Tuesday, January 21, 2014
How Do We Minister in Times of Pain?
The Archdiocese of Chicago recently released documents related to 30 Archdiocesan priests who have been accused of abusing minors at various times during the last half century. The topic is stirring for Catholics who continue to attend Mass every Sunday, and for those who long for a narrative that can justify their return. The news media has covered the story with much interest, sparking much debate about how the Catholic Church has responded to the abuse. However, a voice that is rarely heard is that of the actual victims/survivors. How has the recent release of documents affected victim/survivors? And how can we be of help to them?
It is complicated because many victims continue to live in silence, carrying a secret they never asked to hold. They work with us. They are good family members. They sit next to us in Church. They volunteer in the parish. They exert a lot of mental energy to fit in and hope that the burden they carry will go away. This past week, I have spoken with victims/survivors, and these are some of the reactions they shared with me about the news.
“The news in the Tribune today caused me much anxiety…..I’m wondering if the priest that abused me will be in the report.”

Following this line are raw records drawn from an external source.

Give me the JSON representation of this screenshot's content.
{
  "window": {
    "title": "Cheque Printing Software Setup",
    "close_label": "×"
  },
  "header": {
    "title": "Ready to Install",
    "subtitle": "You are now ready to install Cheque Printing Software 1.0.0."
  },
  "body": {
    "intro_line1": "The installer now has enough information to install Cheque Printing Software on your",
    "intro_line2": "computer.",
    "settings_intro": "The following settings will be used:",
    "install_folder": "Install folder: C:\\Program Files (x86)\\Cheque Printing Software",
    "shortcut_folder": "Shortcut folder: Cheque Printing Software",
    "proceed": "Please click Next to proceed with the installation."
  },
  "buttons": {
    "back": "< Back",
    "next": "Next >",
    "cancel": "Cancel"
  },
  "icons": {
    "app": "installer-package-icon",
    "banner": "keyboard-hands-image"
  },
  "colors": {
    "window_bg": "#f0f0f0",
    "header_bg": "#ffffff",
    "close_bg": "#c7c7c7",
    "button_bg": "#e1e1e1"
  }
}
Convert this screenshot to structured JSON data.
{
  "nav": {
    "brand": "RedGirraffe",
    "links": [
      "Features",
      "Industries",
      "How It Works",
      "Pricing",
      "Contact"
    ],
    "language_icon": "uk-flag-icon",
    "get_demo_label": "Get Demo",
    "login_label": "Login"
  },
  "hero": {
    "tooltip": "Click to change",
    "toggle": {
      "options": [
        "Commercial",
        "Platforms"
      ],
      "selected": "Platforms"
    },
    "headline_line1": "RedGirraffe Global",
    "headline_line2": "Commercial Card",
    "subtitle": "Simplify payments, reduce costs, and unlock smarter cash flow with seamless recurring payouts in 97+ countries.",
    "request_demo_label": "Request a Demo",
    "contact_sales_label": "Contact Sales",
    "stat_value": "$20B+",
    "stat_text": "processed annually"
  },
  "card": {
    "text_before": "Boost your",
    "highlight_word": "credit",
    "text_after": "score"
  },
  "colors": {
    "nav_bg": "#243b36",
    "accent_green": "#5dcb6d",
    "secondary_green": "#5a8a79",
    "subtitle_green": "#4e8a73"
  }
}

“Will my name be in the report?”
“I don’t need to read the documents. I understand the process of transparency, but I will probably take a pass.”
“Even just hearing about it has opened a crack in the dam.”
“Why do I have to deal with this on someone else’s time table?”
“I had a dream last night that I was sitting in the back row of church, when I looked to see who the priest was, it was the offender looking exactly as he looked when I was a kid.”
“I have a different life now. I don’t want to disrupt it with painful memories of the past.”
I wish I had a magic wand that could wave away the anxiety and painful memories being stirred up. But the best I can do is to listen and be there for them. I tell them I’m sorry for what they have experienced. I strive to empathize with how frightening and courageous it would be to make a call to the Archdiocese and say, “I was abused as a child by a priest 30 years ago.” For many victims/survivors, just being able to say those words out loud and let go of their secret can provide tremendous relief. However, this is often just the beginning of a long and complicated journey towards healing and peace.
The Office of Assistance Ministry (OAM) has been responding to the needs of victims/survivors of childhood sexual abuse by clergy since 1992. Along with the rest of society, Assistance Ministry has continually had to develop and review best practices for outreach to victims/survivors. For example, this office has always made therapy available to victims and their families. However, today we know that some evidenced-based treatments are better than others for victims/survivors. Also, we have learned that it is common for victims/survivors to turn to alcohol or drugs to try and numb the memories and feelings related to the abuse. As a result, the Office of Assistance Ministry has provided appropriate substance abuse help to those in need, so that they can proceed to addressing the abuse.
The Office has provided eight-week support groups for victims/survivors with independent mental health professionals for those who feel they are ready to connect with other survivors. Additionally, Assistance Ministry has sponsored Peace Circles, which are built around the belief that wisdom is accessed through listening to personal stories. Rather than commenting on other people’s experiences, a victim/survivor can use their own emotional, spiritual, and physical response to generate a new understanding of their experience, and new possibilities for meaningful next steps in their lives.
The Office of Assistance Ministry recognizes that the Catholic Church has permanently lost many victims/survivors as a result of the sexual abuse of children. However, for some of these individuals, their relationship to the Church is an important part of their healing. Victim/survivors need room to feel angry about what happened to them. However, many have found that leaving the Church entirely creates the dilemma of their not being able to participate with their families in baptisms, Holy Communions, weddings, or funeral services in the Catholic Church.
One place that has become a transitional safe space for victims/survivors is the Healing Garden. Cardinal George dedicated the Healing Garden in 2009. The garden stands as a visible testimony to the suffering and pain endured by all victims. A Mass of Hope and Healing is held annually at the garden for these victims. Additionally, a Child Abuse Prevention service is held in the garden as a reminder to all, that we must continue to be vigilant today about ensuring the safety and protection of all children left in the care of the Catholic Church.
When they are ready to speak, the Office of Assistance Ministry will be there.
For more information on how the Office of Assistance Ministry helps victims of sexual abuse heal, please visit protectandhealchicago.org and www.archchicago.org/departments/assistance_ministry/assistance_ministry.shtm.